By MEEGAN HOLLAND
Photos STEVE JESSMORE
LANSING – It’s a story we’ve heard over and over again during the pandemic – businesses that have figured out how to pivot to make the most of a dire situation.
It may have meant shifting inventory to meet customers’ changing appetites or mounting an e-commerce site. In Scott Ellis’ case, it meant creating from scratch, selling and marketing an entirely new product line.
Ellis, a man of many hats, is used to confronting change. In a past lifetime, he was a cop. He then stepped into the role of executive director for the Michigan Licensed Beverage Association, representing 2,000 liquor licensees, mostly bars. While still juggling that, he and partner Mike Bird in 2017 took advantage of Michigan’s small distillers license and opened a distillery and craft cocktail bar, with the idea that their bread and butter would be producing and selling ethanol to other distilleries.
That didn’t happen. “Everyone has a wonderful business plan and you think everyone will be running to your doors. Our business model was based on selling bulk alcohol to other distilleries,” Ellis said. “But people had their recipes, and they already had their sources of outside bulk alcohol. So that was our biggest shock. We ended up relying on our tasting room to help us get by, when we thought that would be just bonus money.”

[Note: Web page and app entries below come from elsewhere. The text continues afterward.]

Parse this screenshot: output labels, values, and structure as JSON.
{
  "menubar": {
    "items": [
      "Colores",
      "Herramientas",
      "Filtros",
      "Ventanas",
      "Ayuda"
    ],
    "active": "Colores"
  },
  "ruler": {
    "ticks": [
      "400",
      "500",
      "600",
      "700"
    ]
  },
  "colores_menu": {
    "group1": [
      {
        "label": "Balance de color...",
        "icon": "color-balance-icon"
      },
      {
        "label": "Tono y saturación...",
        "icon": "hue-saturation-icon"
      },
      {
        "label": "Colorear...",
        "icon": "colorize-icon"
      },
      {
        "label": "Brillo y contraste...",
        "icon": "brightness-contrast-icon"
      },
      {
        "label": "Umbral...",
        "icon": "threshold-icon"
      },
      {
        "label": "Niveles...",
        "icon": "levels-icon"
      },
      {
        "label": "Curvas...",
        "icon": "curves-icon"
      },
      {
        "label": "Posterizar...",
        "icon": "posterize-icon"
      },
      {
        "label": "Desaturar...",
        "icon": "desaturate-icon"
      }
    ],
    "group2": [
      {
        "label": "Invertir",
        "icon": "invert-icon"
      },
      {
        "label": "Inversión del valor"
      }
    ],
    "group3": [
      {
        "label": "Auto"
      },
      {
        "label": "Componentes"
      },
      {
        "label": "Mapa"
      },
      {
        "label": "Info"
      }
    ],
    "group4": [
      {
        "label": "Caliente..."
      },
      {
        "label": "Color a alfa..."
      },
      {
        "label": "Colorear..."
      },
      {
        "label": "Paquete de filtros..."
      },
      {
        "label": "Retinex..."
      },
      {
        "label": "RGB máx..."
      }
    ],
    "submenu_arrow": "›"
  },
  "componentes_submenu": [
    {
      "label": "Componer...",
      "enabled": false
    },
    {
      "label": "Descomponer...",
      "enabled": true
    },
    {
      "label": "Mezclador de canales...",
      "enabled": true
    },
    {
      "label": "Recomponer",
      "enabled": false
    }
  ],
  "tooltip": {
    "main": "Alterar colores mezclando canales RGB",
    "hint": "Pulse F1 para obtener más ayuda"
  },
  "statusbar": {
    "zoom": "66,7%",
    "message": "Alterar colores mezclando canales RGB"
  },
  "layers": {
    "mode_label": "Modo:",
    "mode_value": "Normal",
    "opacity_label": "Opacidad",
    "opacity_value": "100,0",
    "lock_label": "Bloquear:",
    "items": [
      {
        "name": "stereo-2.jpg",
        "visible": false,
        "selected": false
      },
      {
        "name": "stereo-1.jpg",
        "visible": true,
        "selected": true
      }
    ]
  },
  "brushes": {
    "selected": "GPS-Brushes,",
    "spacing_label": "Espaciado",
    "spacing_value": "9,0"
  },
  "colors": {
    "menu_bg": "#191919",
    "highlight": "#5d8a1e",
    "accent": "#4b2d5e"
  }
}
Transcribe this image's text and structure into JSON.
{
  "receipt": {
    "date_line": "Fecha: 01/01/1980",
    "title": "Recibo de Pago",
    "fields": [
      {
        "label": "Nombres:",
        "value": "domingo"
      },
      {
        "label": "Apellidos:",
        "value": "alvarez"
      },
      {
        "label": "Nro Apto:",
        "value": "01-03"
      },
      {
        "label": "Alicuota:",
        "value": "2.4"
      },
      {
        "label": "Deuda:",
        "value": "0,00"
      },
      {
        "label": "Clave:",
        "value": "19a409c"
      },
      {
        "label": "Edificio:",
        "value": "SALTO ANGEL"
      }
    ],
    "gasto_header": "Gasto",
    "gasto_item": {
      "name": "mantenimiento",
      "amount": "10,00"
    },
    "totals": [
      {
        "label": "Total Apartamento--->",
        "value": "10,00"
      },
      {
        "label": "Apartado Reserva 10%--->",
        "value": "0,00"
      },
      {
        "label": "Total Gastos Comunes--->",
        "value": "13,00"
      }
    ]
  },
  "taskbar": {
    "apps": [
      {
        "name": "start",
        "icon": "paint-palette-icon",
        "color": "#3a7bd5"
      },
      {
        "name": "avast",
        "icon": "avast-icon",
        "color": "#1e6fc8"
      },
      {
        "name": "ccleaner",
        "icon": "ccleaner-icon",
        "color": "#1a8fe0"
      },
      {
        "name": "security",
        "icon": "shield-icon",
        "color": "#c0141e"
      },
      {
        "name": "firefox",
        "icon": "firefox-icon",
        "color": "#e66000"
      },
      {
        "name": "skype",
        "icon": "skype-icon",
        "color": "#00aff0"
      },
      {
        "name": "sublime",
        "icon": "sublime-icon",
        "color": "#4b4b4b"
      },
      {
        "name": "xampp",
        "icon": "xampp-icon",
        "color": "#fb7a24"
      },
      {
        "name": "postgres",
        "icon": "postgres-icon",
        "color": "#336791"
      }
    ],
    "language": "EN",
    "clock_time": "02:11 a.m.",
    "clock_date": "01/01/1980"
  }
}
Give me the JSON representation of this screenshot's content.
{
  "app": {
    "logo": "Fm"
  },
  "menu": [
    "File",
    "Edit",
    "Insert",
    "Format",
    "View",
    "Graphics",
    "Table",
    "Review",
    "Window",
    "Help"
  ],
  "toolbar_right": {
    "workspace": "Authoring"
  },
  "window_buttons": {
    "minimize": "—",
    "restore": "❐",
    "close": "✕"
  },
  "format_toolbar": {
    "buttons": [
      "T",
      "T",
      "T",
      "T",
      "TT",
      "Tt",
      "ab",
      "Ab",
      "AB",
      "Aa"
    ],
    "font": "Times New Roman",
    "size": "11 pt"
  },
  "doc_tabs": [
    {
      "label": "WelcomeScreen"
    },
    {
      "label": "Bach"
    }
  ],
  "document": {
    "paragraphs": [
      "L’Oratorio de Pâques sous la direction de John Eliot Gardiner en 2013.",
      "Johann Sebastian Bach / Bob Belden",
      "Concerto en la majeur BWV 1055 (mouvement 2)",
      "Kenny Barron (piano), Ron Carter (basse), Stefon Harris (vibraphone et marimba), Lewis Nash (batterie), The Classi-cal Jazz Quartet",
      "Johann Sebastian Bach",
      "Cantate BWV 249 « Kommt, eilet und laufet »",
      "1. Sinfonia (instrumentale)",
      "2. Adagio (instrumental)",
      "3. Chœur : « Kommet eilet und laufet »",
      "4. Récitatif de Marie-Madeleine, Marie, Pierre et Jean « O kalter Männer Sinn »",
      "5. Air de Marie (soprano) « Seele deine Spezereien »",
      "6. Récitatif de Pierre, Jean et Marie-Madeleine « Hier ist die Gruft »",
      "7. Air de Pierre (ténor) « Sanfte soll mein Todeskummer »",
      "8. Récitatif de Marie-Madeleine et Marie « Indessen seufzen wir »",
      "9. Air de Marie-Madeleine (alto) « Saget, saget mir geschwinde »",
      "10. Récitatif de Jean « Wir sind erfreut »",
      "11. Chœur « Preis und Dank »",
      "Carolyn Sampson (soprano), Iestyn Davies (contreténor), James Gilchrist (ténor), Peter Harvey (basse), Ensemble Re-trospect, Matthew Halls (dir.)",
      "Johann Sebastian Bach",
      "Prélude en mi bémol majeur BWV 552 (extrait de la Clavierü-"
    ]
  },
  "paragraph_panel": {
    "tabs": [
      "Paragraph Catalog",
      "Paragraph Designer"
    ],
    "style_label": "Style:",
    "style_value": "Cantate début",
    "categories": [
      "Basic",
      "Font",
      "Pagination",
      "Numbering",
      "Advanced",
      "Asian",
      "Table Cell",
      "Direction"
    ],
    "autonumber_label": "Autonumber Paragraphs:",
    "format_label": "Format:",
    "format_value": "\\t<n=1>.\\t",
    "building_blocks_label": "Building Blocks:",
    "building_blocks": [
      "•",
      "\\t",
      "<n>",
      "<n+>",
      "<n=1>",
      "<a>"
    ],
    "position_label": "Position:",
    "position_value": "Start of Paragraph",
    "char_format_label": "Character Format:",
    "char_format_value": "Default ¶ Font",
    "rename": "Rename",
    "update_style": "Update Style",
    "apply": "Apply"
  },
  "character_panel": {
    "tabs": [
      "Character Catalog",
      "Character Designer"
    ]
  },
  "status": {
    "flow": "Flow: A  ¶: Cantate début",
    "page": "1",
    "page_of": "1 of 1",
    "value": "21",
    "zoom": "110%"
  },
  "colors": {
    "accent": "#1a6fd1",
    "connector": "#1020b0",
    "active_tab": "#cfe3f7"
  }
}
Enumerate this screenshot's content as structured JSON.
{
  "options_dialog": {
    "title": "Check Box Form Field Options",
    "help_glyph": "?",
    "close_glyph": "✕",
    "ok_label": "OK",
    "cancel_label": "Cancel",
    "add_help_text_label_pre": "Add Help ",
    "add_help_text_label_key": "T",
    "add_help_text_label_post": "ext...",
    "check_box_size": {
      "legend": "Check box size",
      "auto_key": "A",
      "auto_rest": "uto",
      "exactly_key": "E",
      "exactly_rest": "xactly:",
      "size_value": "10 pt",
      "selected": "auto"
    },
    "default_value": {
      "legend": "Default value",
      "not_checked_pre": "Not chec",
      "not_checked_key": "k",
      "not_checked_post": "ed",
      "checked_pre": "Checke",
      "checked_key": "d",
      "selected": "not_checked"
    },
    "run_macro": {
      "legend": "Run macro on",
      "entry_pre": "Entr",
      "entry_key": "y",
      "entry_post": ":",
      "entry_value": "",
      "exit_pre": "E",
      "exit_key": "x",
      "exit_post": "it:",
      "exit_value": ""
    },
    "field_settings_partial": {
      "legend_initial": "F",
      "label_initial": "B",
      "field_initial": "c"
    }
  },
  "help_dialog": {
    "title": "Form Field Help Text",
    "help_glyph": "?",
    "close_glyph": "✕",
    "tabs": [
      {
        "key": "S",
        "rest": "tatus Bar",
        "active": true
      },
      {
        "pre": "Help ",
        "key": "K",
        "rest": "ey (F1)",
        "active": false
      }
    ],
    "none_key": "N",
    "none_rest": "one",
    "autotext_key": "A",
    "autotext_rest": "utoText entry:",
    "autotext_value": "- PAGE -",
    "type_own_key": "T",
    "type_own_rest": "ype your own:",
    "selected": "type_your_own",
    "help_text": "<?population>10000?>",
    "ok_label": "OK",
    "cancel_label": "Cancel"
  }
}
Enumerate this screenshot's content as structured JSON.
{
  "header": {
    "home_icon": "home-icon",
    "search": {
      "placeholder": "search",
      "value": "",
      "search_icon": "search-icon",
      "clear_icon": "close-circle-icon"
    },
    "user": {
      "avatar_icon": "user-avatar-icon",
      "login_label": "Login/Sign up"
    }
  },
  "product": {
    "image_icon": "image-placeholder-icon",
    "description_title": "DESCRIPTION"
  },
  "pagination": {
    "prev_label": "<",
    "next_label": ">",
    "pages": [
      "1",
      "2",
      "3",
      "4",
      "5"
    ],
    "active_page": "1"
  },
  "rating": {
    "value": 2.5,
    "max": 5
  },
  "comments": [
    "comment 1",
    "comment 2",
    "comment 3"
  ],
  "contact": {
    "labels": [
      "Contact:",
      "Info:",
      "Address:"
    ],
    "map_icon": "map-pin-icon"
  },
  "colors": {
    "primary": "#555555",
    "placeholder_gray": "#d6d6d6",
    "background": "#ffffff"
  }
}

Michigrain’s cozy bar across from the cavernous Lansing Brewing Co. in Lansing’s burgeoning Stadium District was steadily gaining visibility, and like many other business owners, Ellis expected 2020 to potentially be a record-breaking year. But in early March, through his son’s school, he heard concerns about the need for hand sanitizer if COVID came to Michigan.
He talked to his partner, Mike Bird, about making sanitizer so kids could stay in school. Little did they know that two weeks later, all but “essential” businesses in the state would be forced to shut down. With that, Michigrain went all in on sanitizer, “and (nine) months later, we’re still doing it.”
During the shutdown, 90 percent of their sales was hand sanitizer. As life normalized after the reopening, sanitizer makes up only 10 percent of their sales, thanks to a contract with a school bus company. (Side note: MRA contracted with Michigrain for sanitizer to hand out to its members.)
But their bulk ethanol sales have doubled, as the pandemic took Michigrain back to its original business plan. Ethanol became hard to come by; as a result, distilleries were looking for new sources – especially smaller distilleries, whose ethanol access dried up as their vendors focused on larger customers.
As the business refocused on regaining customer trust to return to the bar and serving up cocktails-to-go, it also innovated in other ways. A regular who works at Zingerman’s in Ann Arbor thought of Michigrain when the beloved deli dreamed up a “Reuben Tour.” They picked drinking establishments in Grand Rapids, Kalamazoo, Lansing and Toledo to park their food truck. Customers pre-ordered and paid in advance, and on the appointed date and time, pulled up to the truck, had their order handed to them and drove away. Luckily for Michigrain, many also stopped in for a drink or takeout cocktails.
Scott said he walked into Michigrain when Zingerman’s visited in July “and we were at our 50 percent capacity – I couldn’t remember that happening before. People were waiting for their food to arrive.” The partnership resulted in their two best days for sales of drinks or cocktails to go.
When he takes off his distillery hat and dons his association hat, things turn more serious. Michigan Licensed Beverage Association members have been looking to him for leadership and advice in what is a downright panicky time for the industry.
“Our last survey showed that the average bar was down 65 percent in sales,” said Ellis. “And if the rules continued for another few months, 60 percent said they could close permanently. We’ve got to figure out how to live with this and still keep customers and employees safe.”
The situation is dire for many of Michigan’s 53 distilleries. A survey by the Distilled Spirits Council of the United States and the American Distilling Institute showed that 43 percent of distillery employees were let go or furloughed due to COVID.
The Michigan Legislature has tried to ease the pain by allowing cocktails to go and outdoor drinking districts. But this winter poses a challenge, especially now that the state barred indoor seating for bars and restaurants as of this writing. A minority of customers will be willing to adapt to outdoor seating – not enough for bars to make a go of it. The MLBA is advocating that the state allow bars and restaurants to open their indoor seating again, arguing that few COVID cases have been tied to restaurants and bars.
“Private events, schools and nursing homes are the problem – but we’re being shut down,” Ellis says. “My sales were down 65 percent before; now they’re down 100 percent. We get that numbers are climbing but we need to learn to balance and live with this.”
Despite these nerve-racking months, Ellis and Bird are reinvesting in Michigrain, adding beer to their mix and installing 13 new fermenters, which allows them to ferment 14,000 gallons of mash per batch (about every five days).
Like many retailers, restaurants and bars, they know that the ability to change, adapt and even grow is the only way to get through this pandemic.